A person has cancer which goes away over night. If the person had had surgery, it is
possible that a human surgeon would have been able to get rid of the cancer.
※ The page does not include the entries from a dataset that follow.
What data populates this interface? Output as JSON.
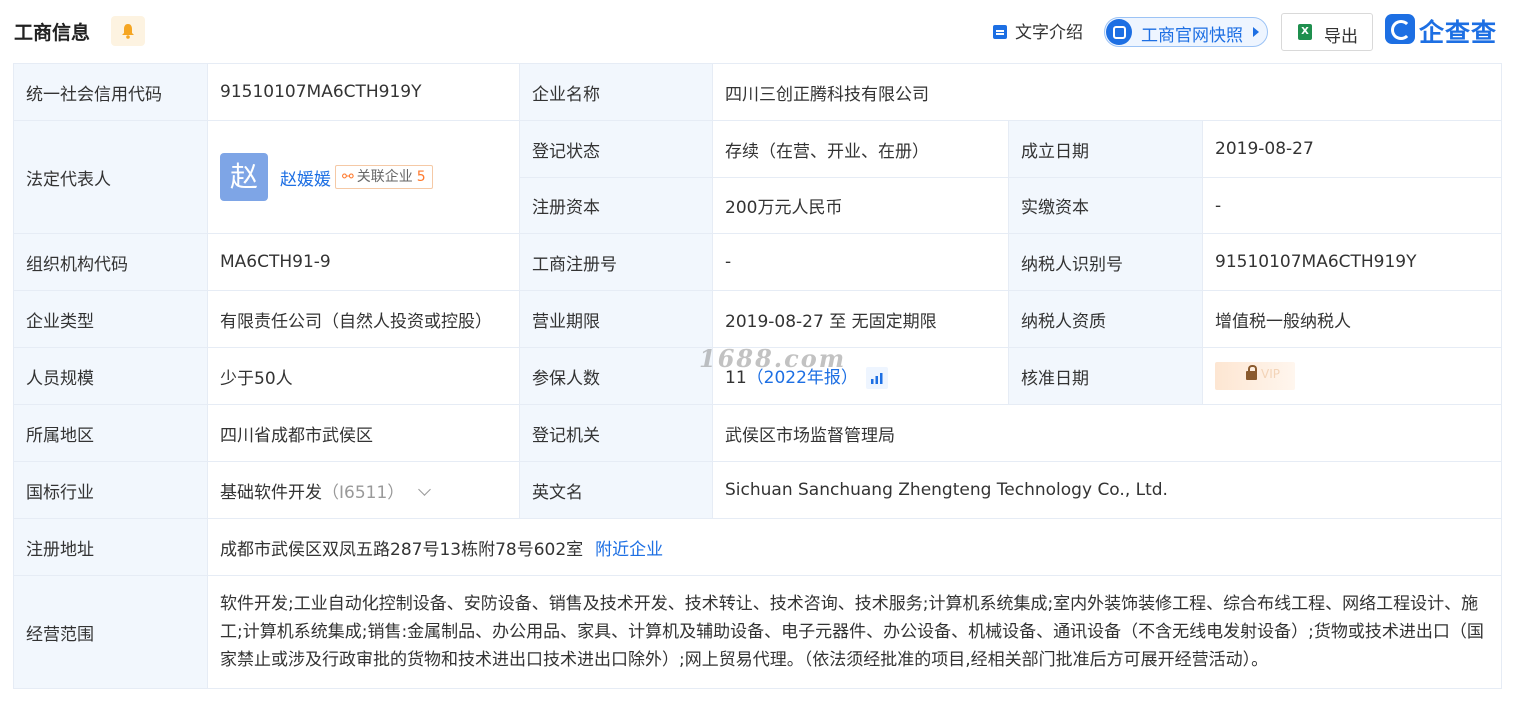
{
  "header": {
    "title": "工商信息",
    "text_intro": "文字介绍",
    "snapshot": "工商官网快照",
    "export": "导出",
    "export_icon": "X",
    "logo": "企查查"
  },
  "colors": {
    "accent": "#1d6fe3",
    "label_bg": "#f2f7fd",
    "orange": "#ff7a2e"
  },
  "rows": {
    "credit_code": {
      "label": "统一社会信用代码",
      "value": "91510107MA6CTH919Y"
    },
    "company_name": {
      "label": "企业名称",
      "value": "四川三创正腾科技有限公司"
    },
    "legal_rep": {
      "label": "法定代表人",
      "avatar": "赵",
      "name": "赵媛媛",
      "related": "关联企业",
      "related_count": "5"
    },
    "reg_status": {
      "label": "登记状态",
      "value": "存续（在营、开业、在册）"
    },
    "found_date": {
      "label": "成立日期",
      "value": "2019-08-27"
    },
    "reg_capital": {
      "label": "注册资本",
      "value": "200万元人民币"
    },
    "paid_capital": {
      "label": "实缴资本",
      "value": "-"
    },
    "org_code": {
      "label": "组织机构代码",
      "value": "MA6CTH91-9"
    },
    "biz_reg_no": {
      "label": "工商注册号",
      "value": "-"
    },
    "taxpayer_id": {
      "label": "纳税人识别号",
      "value": "91510107MA6CTH919Y"
    },
    "company_type": {
      "label": "企业类型",
      "value": "有限责任公司（自然人投资或控股）"
    },
    "biz_term": {
      "label": "营业期限",
      "value": "2019-08-27 至 无固定期限"
    },
    "taxpayer_qual": {
      "label": "纳税人资质",
      "value": "增值税一般纳税人"
    },
    "staff_size": {
      "label": "人员规模",
      "value": "少于50人"
    },
    "insured": {
      "label": "参保人数",
      "value": "11",
      "report": "（2022年报）"
    },
    "approve_date": {
      "label": "核准日期",
      "vip": "VIP"
    },
    "region": {
      "label": "所属地区",
      "value": "四川省成都市武侯区"
    },
    "reg_authority": {
      "label": "登记机关",
      "value": "武侯区市场监督管理局"
    },
    "industry": {
      "label": "国标行业",
      "value": "基础软件开发",
      "code": "（I6511）"
    },
    "english_name": {
      "label": "英文名",
      "value": "Sichuan Sanchuang Zhengteng Technology Co., Ltd."
    },
    "reg_address": {
      "label": "注册地址",
      "value": "成都市武侯区双凤五路287号13栋附78号602室",
      "nearby": "附近企业"
    },
    "scope": {
      "label": "经营范围",
      "value": "软件开发;工业自动化控制设备、安防设备、销售及技术开发、技术转让、技术咨询、技术服务;计算机系统集成;室内外装饰装修工程、综合布线工程、网络工程设计、施工;计算机系统集成;销售:金属制品、办公用品、家具、计算机及辅助设备、电子元器件、办公设备、机械设备、通讯设备（不含无线电发射设备）;货物或技术进出口（国家禁止或涉及行政审批的货物和技术进出口技术进出口除外）;网上贸易代理。（依法须经批准的项目,经相关部门批准后方可展开经营活动）。"
    }
  },
  "watermark": "1688.com"
}
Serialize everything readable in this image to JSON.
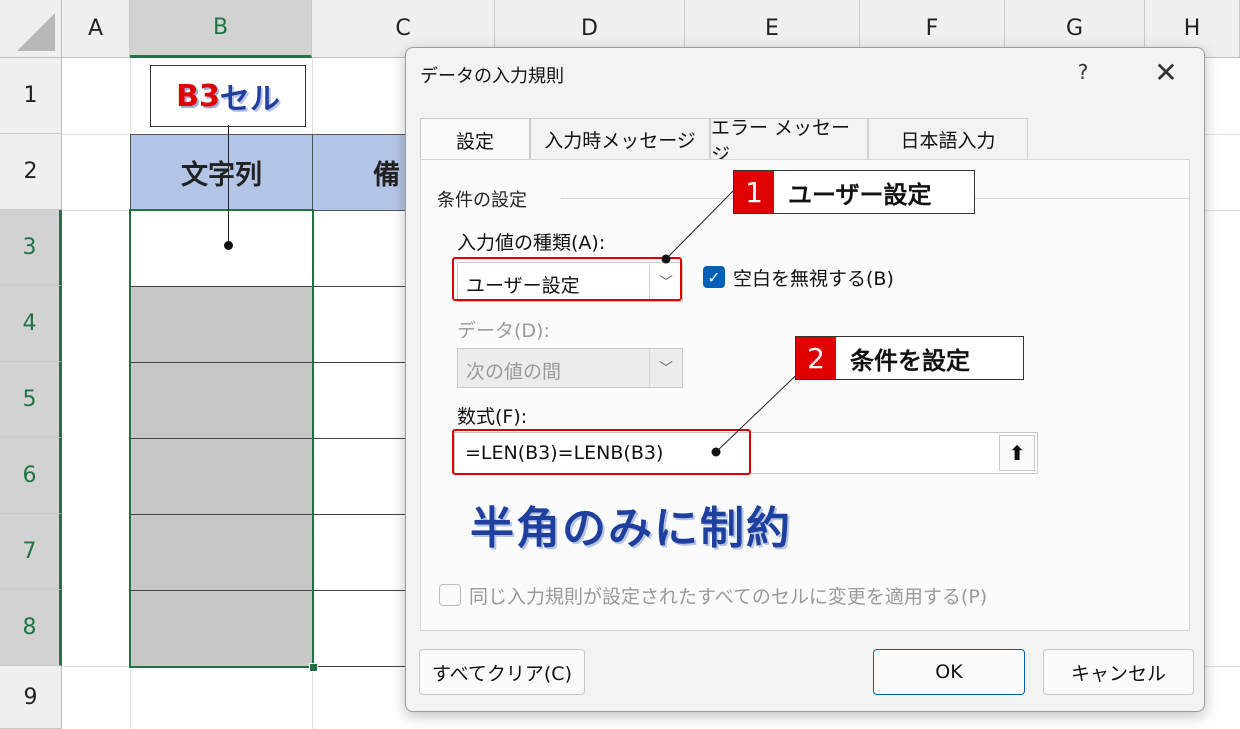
{
  "sheet": {
    "columns": [
      "A",
      "B",
      "C",
      "D",
      "E",
      "F",
      "G",
      "H"
    ],
    "rows": [
      "1",
      "2",
      "3",
      "4",
      "5",
      "6",
      "7",
      "8",
      "9"
    ],
    "selected_column": "B",
    "table_header_b": "文字列",
    "table_header_c": "備",
    "callout_b3_part1": "B3",
    "callout_b3_part2": "セル"
  },
  "dialog": {
    "title": "データの入力規則",
    "help": "?",
    "close": "✕",
    "tabs": [
      "設定",
      "入力時メッセージ",
      "エラー メッセージ",
      "日本語入力"
    ],
    "active_tab": "設定",
    "group_label": "条件の設定",
    "allow_label": "入力値の種類(A):",
    "allow_value": "ユーザー設定",
    "ignore_blank_label": "空白を無視する(B)",
    "ignore_blank_checked": true,
    "data_label": "データ(D):",
    "data_value": "次の値の間",
    "formula_label": "数式(F):",
    "formula_value": "=LEN(B3)=LENB(B3)",
    "apply_all_label": "同じ入力規則が設定されたすべてのセルに変更を適用する(P)",
    "apply_all_checked": false,
    "clear_all_button": "すべてクリア(C)",
    "ok_button": "OK",
    "cancel_button": "キャンセル"
  },
  "annotations": {
    "step1_number": "1",
    "step1_text": "ユーザー設定",
    "step2_number": "2",
    "step2_text": "条件を設定",
    "note": "半角のみに制約"
  },
  "colors": {
    "accent_blue": "#005fb8",
    "excel_green": "#217346",
    "annotation_red": "#e00000",
    "header_fill": "#b4c6e7"
  }
}
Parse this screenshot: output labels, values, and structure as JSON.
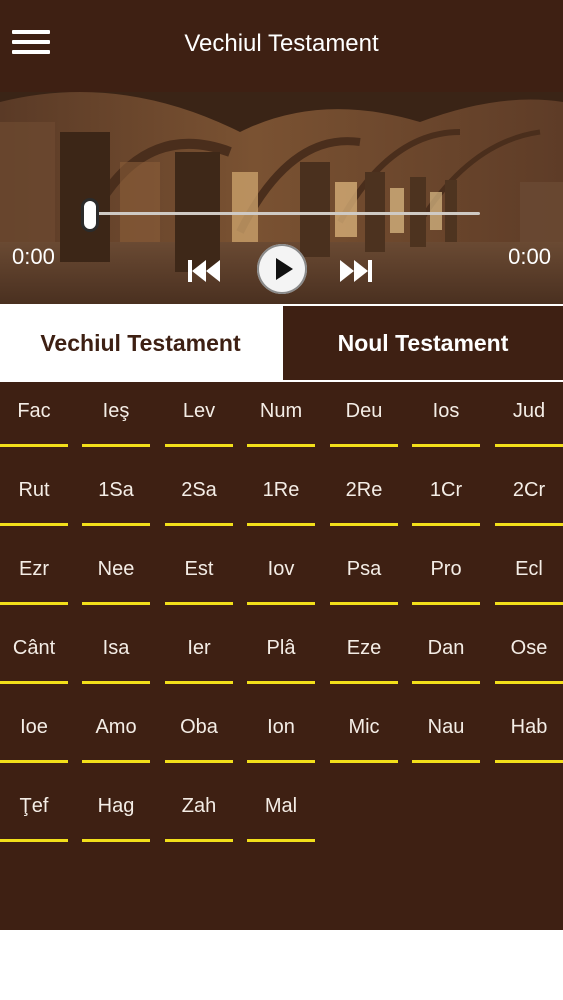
{
  "header": {
    "title": "Vechiul Testament",
    "menu_icon": "hamburger-menu-icon"
  },
  "player": {
    "time_elapsed": "0:00",
    "time_total": "0:00",
    "progress": 0,
    "controls": [
      "previous-track-icon",
      "play-icon",
      "next-track-icon"
    ]
  },
  "tabs": {
    "old": "Vechiul Testament",
    "new": "Noul Testament",
    "selected": "old"
  },
  "books": [
    "Fac",
    "Ieş",
    "Lev",
    "Num",
    "Deu",
    "Ios",
    "Jud",
    "Rut",
    "1Sa",
    "2Sa",
    "1Re",
    "2Re",
    "1Cr",
    "2Cr",
    "Ezr",
    "Nee",
    "Est",
    "Iov",
    "Psa",
    "Pro",
    "Ecl",
    "Cânt",
    "Isa",
    "Ier",
    "Plâ",
    "Eze",
    "Dan",
    "Ose",
    "Ioe",
    "Amo",
    "Oba",
    "Ion",
    "Mic",
    "Nau",
    "Hab",
    "Ţef",
    "Hag",
    "Zah",
    "Mal"
  ],
  "colors": {
    "brown": "#3e2013",
    "accent_yellow": "#f2df1a",
    "white": "#ffffff"
  }
}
Through
use of ANALOGY, Swinburne argues that a non-human agent could have caused the
cancer to disappear over night, as it is sufficiently similar to the idea that a human
agent (surgeon) may have caused the cancer to disappear.
Cancer Disappears due to surgery Human surgeon
More impressive method More impressive
Cancer Inexplicably disappears overnight Non-human agent
Richard L Purtill
“If I claim to have authority in a certain organisation, strong
evidence of my authority would be an ability to suspend the rules
or make exceptions to usual procedures.” (Thinking about Religion)
Purtill argues that God shows His existence through performing
Problems with the argument for the existence of God from miracles
1. There may be a natural, but undiscovered, cause for Swinburne‟s „miraculous‟
2. What grounds are there for saying that God causes these miraculous
“The miracle could be attributed to some angel or a demon or some other, as yet
undiscovered, spiritual power.” (Cantwell)
Under Holland‟s definition of a miracle as an extraordinary event or coincidence,
whether or not one believes an event to be miraculous is largely dependent upon prior
religious beliefs. “Therefore the argument for the existence of God based upon
miracles seems to be quite weak.” (Cantwell)
Sometimes miracles are used to show the superiority and truth of one religion
over others. For example, the Christian Samuel Clarke writes:
“The Christian religion is positively and directly proved, to be actually and immediately
sent to us by God, by the many infallible signs and miracles, which the author of it
worked publicly as the evidence of his Divine Commission.”
Problems with this view
There is no way to know which deity (god/goddess) is responsible for which „miracle‟, so
any conclusions drawn from miracles are uncertain.
Also, there were many miracle workers at Jesus‟ time who claimed to have God‟s power
to interact with the world. They tricked people and so miracles can be confusing and can
lead people away from truth, rather than towards it. Jesus himself said, “False prophets
can work miracles in order to deceive.”
The main aim of Hume‟s work on miracles was to put forward the idea that miracles
should not be used as a basis for justifying religious belief.
Questions Hume wants us to consider:
Can miracles be used alone as grounds for religious belief?
Can miracles be used as independent evidence for the existence of God?
Can miracles give any insight into the truth of one religion over another?
Last question: If God does exist, would
He intervene in the world to perform
Religious view – supporting miracles
MacKay: God as omnipotent sustainer.
God is continuously involved in the world as its sustainer. Without God‟s continuing
creative action, the world would cease to be. Therefore, God can interact with the world
to perform miracles whenever He wishes. He wants to reveal Himself to people through
his power to control events in the world.
God is all-loving
God loves the world so much that He wants to answer the prayers of His people by
performing miracles. He wants to reach out to His people; to help them and to show
them that He exists and seeks a relationship with them.
In God, Chance and Necessity, Ward argues that Christianity
teaches that the world was made by God who has complete
power over it. God cares for the world and is free to change
what happens in it when it is the right thing to do. If this is all
true, Ward argues, then it is reasonable to believe that at
least some reported miracles have actually happened.
Non-religious views – not supporting miracles
A good and loving God would not help a few people by answering their prayers
whilst letting other people suffer and die. Did the God who saved the Jews in
Exodus let 6 million of them die in the Holocaust? Did the Jews of Nazi Germany
not pray as hard as the Jews in Egypt? How can God justify these actions?
We have already seen that Peter Vardy believes that a God who lets bad things happen
to lots of people, whilst helping only a small number has a lot of questions to answer.
Does an omnipotent God really need to demonstrate His power in ways which
sometimes seem insignificant and beneath Him? (Like giving people luck at certain
places and at certain times)